- “Engaging with the community on a personal level. Most of the community hears about us for the first time through word of mouth, or from other parents.”
The Role of Agency Partners
Given that many development departments maintain some level of internal resources to support donor outreach, researchers wanted to learn what agency expertise and services were of most value to nonprofits. The areas they cited, in terms of willingness to purchase, were (in ranked order): 1) website, 2) brand marketing, 3) direct mail, and 4) copy writing.
Why they prioritized those services may depend upon how development executives evaluated their charity’s internal capabilities. Between 18% to 23% of those surveyed rated in-house competency in those areas as poor, with copywriting and direct mail topping the list. That was followed by brand marketing and website development. Other areas of need included planned giving, data analysis and major gifts. Internal strengths included special events, with 45% of executives rating their in-house capabilities as excellent, leading social media (35%) and public relations (34%).
The quotes below offer additional insight into how some faith-based fundraisers look at the “in-house vs. outsource” issue:
- “I have seen other (organizations) take direct mail in house. We could do that, but we don’t want to do that. We can also hire a digital expert in house. But, I like the learnings that agencies have from other (organizations). (Our market) is unique. It’s not like (others). But, there are some parallels that can be learned. What we hire for we understand that we cannot do.”
- “We’re looking for a strategic partner to bring a lot of knowledge and expertise - not just for (our organization) - but across the sector and sometimes in the for-profit sector as well. Someone who can see things from the perspective of that outside expertise and offer their ability to do some assessment and offer recommendations for how we can strengthen what we do.”
Looking at the value proposition of a good fundraising partner in quantitative terms, the study also revealed the following:
- 29 of 50 participants wanted fundraising partners who share their Christian values
- 33 of 50 wanted an agency partner to push back and provide direction.
- 34 of 50 wanted a single, comprehensive fundraising service.
Putting It into Context
This study reflects responses from approximately 50 leaders. As such, the results are not generalizable to a wider population, but instead create a platform for further inquiry.

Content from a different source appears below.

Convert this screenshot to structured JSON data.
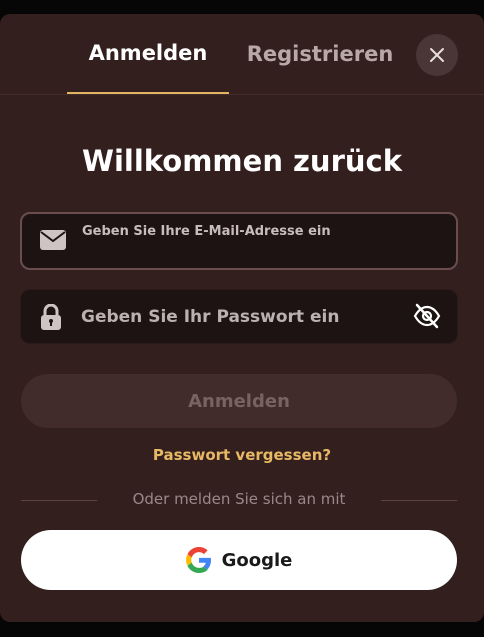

As a leader of a faith-first agency, I have a special appreciation for the challenges fundraisers inside Christian nonprofits face. The secular world in some ways is becoming more antagonistic to our shared mission of spreading the Lord’s message. Even the faith-based community itself struggles with finding consensus on issues. Donors are certainly not immune to that discord.
It’s really about “releasing generosity.”
My professional life has been invested in understanding what makes people step up to support those who help people with unmet needs. I’ve discovered through that journey that our work is more than just doing “fundraising.” It’s really about “releasing generosity.” Operating with that mindset produces a spirit of abundance that opens the floodgates of support and enables us to maximize God’s work in the world.
It’s my hope that you overcome your own unique challenges… and build relationships that will help you multiply your support base. My fervent prayer is that you communicate more powerfully and release generosity with those who embrace your own unique vision to help a hurting world.
Randy Brewer is founder, president and CEO of Brewer Direct, a faith-first nonprofit fundraising agency that serves Christian charities globally. Author of the inspirational book Finding My Voice (Big Snowy Media, 2017), Randy also serves as vice chairman for African Enterprise USA and is an active member of International Full Gospel Fellowship. He can be reached at RBrewer@BrewerDirect.com.